I am writing to express my sadness and extreme disappointment with the Ministry of Education’s decision to cancel the meeting with Indigenous leaders regarding indigenous curriculum revisions.
Growing up and going to school in Trillium Lakelands District School Board, I can say that I was never educated on the severe mistreatment and discrimination of Canada’s indigenous people in elementary school and was hardly taught the subject in high school. It is an absolute shame that this is the case. I do not fault my teachers for this glaring oversight, rather an educational system that has systematically neglected to properly educate our youth on the institutionalized racism and discrimination faced by Canada’s Indigenous people.
It is clear that the intergenerational impacts of the government’s injustice towards Indigenous peoples in Canada in the form of residential schools, forced-displacement, lack of access to basic social and health services, and many other politicized acts of discrimination are devastating and the atrocities committed against them are undeniable.
As an aspiring educator I am extremely saddened by the decision made by the Ministry of Education. This was a beautiful opportunity to receive input from Indigenous leaders and experts on what information should be included in the curriculum, what is important for young Canadians to learn about this terrible chapter in our history, why there is a stigma and racism surrounding Indigenous people, why there is an overrepresentation of Indigenous people in Canada’s prisons and why this trend shows no sign of improving.
By ignoring history and by ignoring the people who experienced this history we are doing an absolute disservice to Ontario’s Indigenous people, teachers and students. Through listening to different perspectives we can begin to move forward to reconciliation and educate a new generation so they can be more informed, motivated and prepared to understand Indigenous perspectives and tackle the issues facing Canada’s Indigenous people.
Is cancelling a two-week meeting with Indigenous leaders regarding Ontario’s curriculum so efficient that it justifies ignoring Indigenous perspectives and opinions once again?
Is it efficient enough to justify the continual miseducation of Ontario’s youth with regards to residential schools?
When we scrap opportunities like this in the name of efficiency what do we really accomplish?
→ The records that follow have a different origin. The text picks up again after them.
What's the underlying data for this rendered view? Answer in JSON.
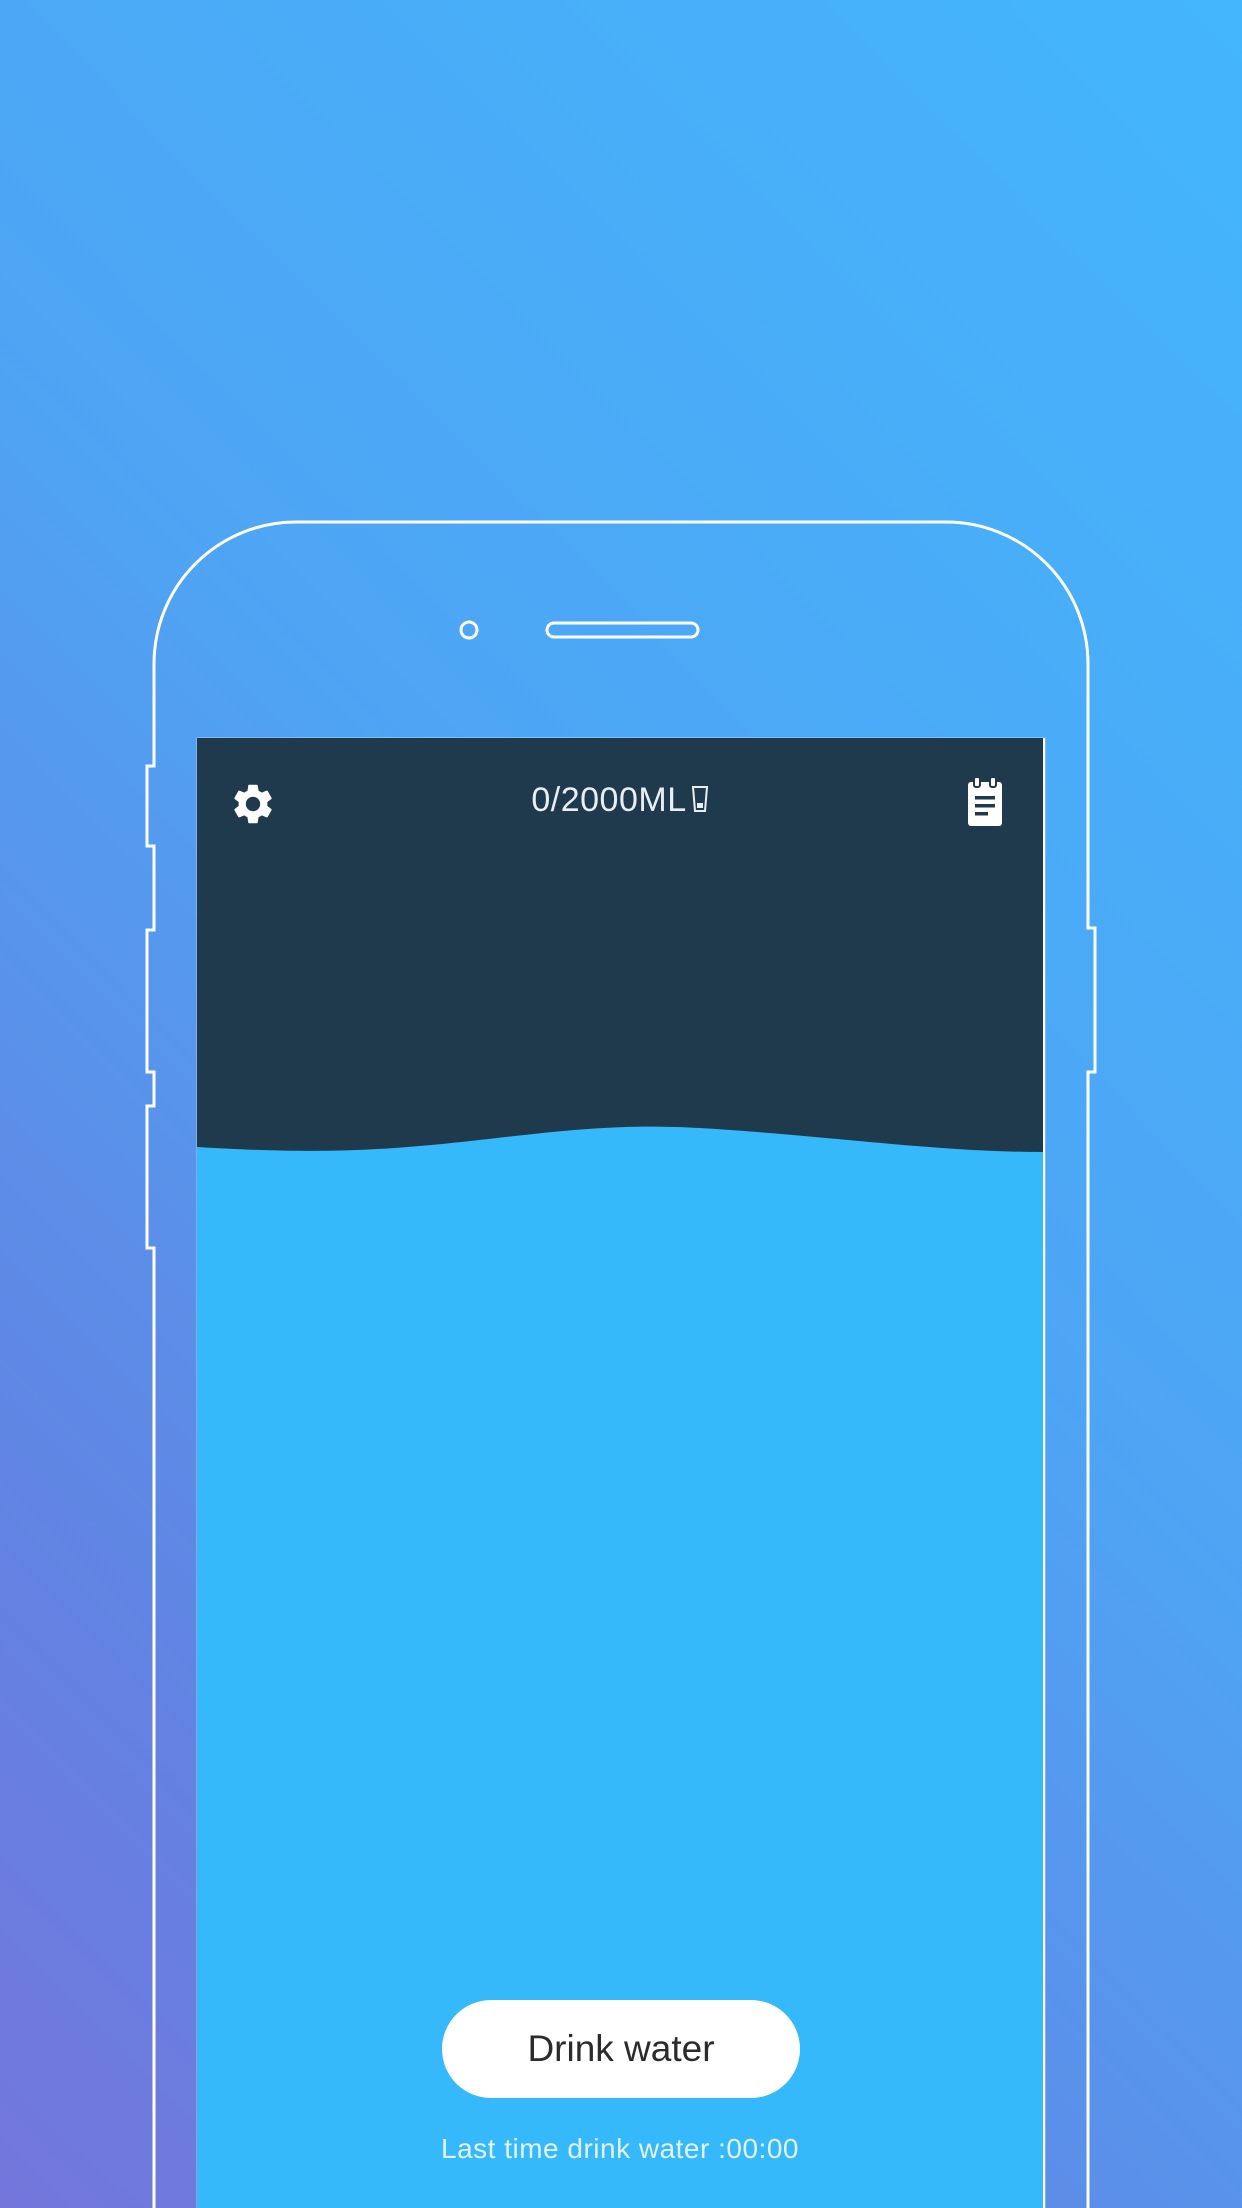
{
  "header": {
    "settings_icon": "gear-icon",
    "record_icon": "clipboard-icon",
    "intake_text": "0/2000ML",
    "intake_unit_icon": "cup-icon"
  },
  "progress": {
    "current_ml": 0,
    "goal_ml": 2000
  },
  "actions": {
    "drink_label": "Drink water"
  },
  "footer": {
    "last_time_text": "Last time drink water :00:00"
  },
  "colors": {
    "background_top_right": "#43b6fd",
    "background_bottom_left": "#7476dc",
    "screen_dark": "#1f3a4d",
    "water": "#35b9fb",
    "button": "#ffffff"
  }
}
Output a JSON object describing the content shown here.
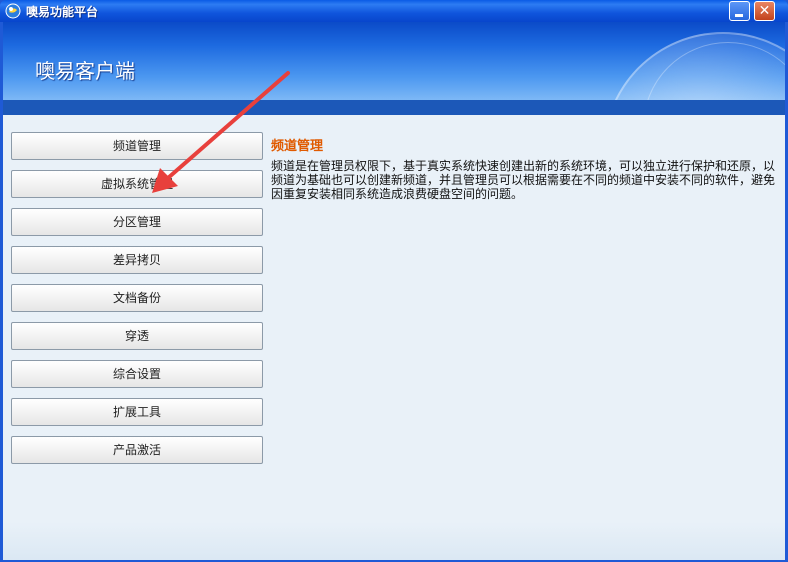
{
  "window": {
    "title": "噢易功能平台",
    "icon": "app-logo-icon",
    "controls": {
      "minimize": "minimize-icon",
      "close_label": "✕"
    }
  },
  "banner": {
    "title": "噢易客户端"
  },
  "menu": {
    "items": [
      {
        "label": "频道管理"
      },
      {
        "label": "虚拟系统管理"
      },
      {
        "label": "分区管理"
      },
      {
        "label": "差异拷贝"
      },
      {
        "label": "文档备份"
      },
      {
        "label": "穿透"
      },
      {
        "label": "综合设置"
      },
      {
        "label": "扩展工具"
      },
      {
        "label": "产品激活"
      }
    ]
  },
  "content": {
    "title": "频道管理",
    "description": "频道是在管理员权限下，基于真实系统快速创建出新的系统环境，可以独立进行保护和还原，以频道为基础也可以创建新频道，并且管理员可以根据需要在不同的频道中安装不同的软件，避免因重复安装相同系统造成浪费硬盘空间的问题。"
  },
  "annotation": {
    "arrow_color": "#e8403c"
  }
}
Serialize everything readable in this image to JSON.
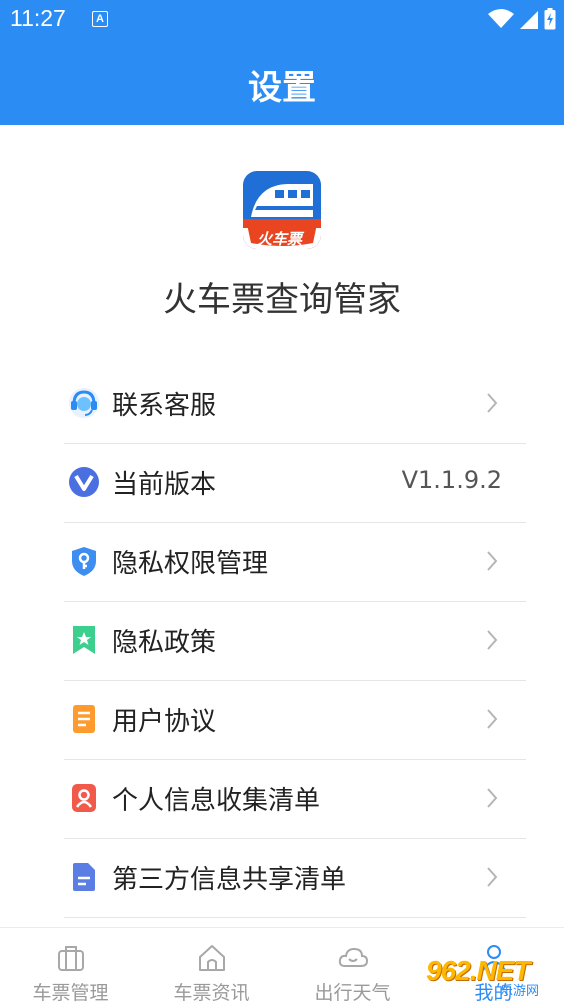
{
  "status_bar": {
    "time": "11:27",
    "badge": "A"
  },
  "header": {
    "title": "设置"
  },
  "app": {
    "logo_text": "火车票",
    "name": "火车票查询管家"
  },
  "menu": [
    {
      "label": "联系客服",
      "icon": "headset-icon"
    },
    {
      "label": "当前版本",
      "icon": "version-icon",
      "value": "V1.1.9.2"
    },
    {
      "label": "隐私权限管理",
      "icon": "shield-key-icon"
    },
    {
      "label": "隐私政策",
      "icon": "bookmark-star-icon"
    },
    {
      "label": "用户协议",
      "icon": "document-icon"
    },
    {
      "label": "个人信息收集清单",
      "icon": "person-card-icon"
    },
    {
      "label": "第三方信息共享清单",
      "icon": "file-icon"
    }
  ],
  "tabs": [
    {
      "label": "车票管理",
      "icon": "suitcase-icon"
    },
    {
      "label": "车票资讯",
      "icon": "home-icon"
    },
    {
      "label": "出行天气",
      "icon": "weather-icon"
    },
    {
      "label": "我的",
      "icon": "user-icon"
    }
  ],
  "watermark": {
    "brand": "962.NET",
    "sub": "乐游网"
  },
  "colors": {
    "primary": "#2b8cf4",
    "text": "#222222",
    "muted": "#9a9a9a"
  }
}
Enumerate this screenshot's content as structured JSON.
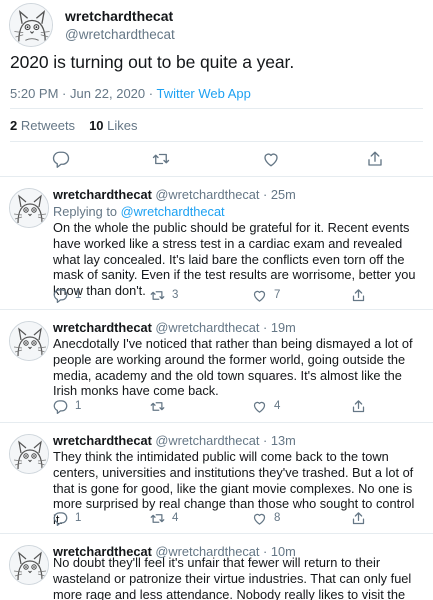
{
  "main_tweet": {
    "display_name": "wretchardthecat",
    "handle": "@wretchardthecat",
    "text": "2020 is turning out to be quite a year.",
    "timestamp": "5:20 PM · Jun 22, 2020 · ",
    "source_app": "Twitter Web App",
    "retweets_count": "2",
    "retweets_label": "Retweets",
    "likes_count": "10",
    "likes_label": "Likes"
  },
  "replies": [
    {
      "display_name": "wretchardthecat",
      "handle": "@wretchardthecat",
      "time": "25m",
      "replying_prefix": "Replying to ",
      "replying_to": "@wretchardthecat",
      "text": "On the whole the public should be grateful for it. Recent events have worked like a stress test in a cardiac exam and revealed what lay concealed. It's laid bare the conflicts even torn off the mask of sanity. Even if the test results are worrisome, better you know than don't.",
      "replies_count": "1",
      "retweets_count": "3",
      "likes_count": "7"
    },
    {
      "display_name": "wretchardthecat",
      "handle": "@wretchardthecat",
      "time": "19m",
      "text": "Anecdotally I've noticed that rather than being dismayed a lot of people are working around the former world, going outside the media, academy and the old town squares. It's almost like the Irish monks have come back.",
      "replies_count": "1",
      "retweets_count": "",
      "likes_count": "4"
    },
    {
      "display_name": "wretchardthecat",
      "handle": "@wretchardthecat",
      "time": "13m",
      "text": "They think the intimidated public will come back to the town centers, universities and institutions they've trashed. But a lot of that is gone for good, like the giant movie complexes. No one is more surprised by real change than those who sought to control it.",
      "replies_count": "1",
      "retweets_count": "4",
      "likes_count": "8"
    },
    {
      "display_name": "wretchardthecat",
      "handle": "@wretchardthecat",
      "time": "10m",
      "text": "No doubt they'll feel it's unfair that fewer will return to their wasteland or patronize their virtue industries. That can only fuel more rage and less attendance. Nobody really likes to visit the Angriest Place on Earth."
    }
  ],
  "colors": {
    "accent": "#1da1f2",
    "secondary_text": "#657786",
    "primary_text": "#14171a",
    "divider": "#e6ecf0"
  },
  "icons": [
    "cat-avatar",
    "reply-icon",
    "retweet-icon",
    "like-icon",
    "share-icon"
  ]
}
I personally believe that it is extremely efficient to listen to Indigenous people when drafting a curriculum that has to do with the history of Indigenous people but maybe that’s just me.
Nathan Forestell is a Huntsville resident now studying International Development at the University of Ottawa.
Don’t miss out on Doppler! Sign up for our free newsletter here.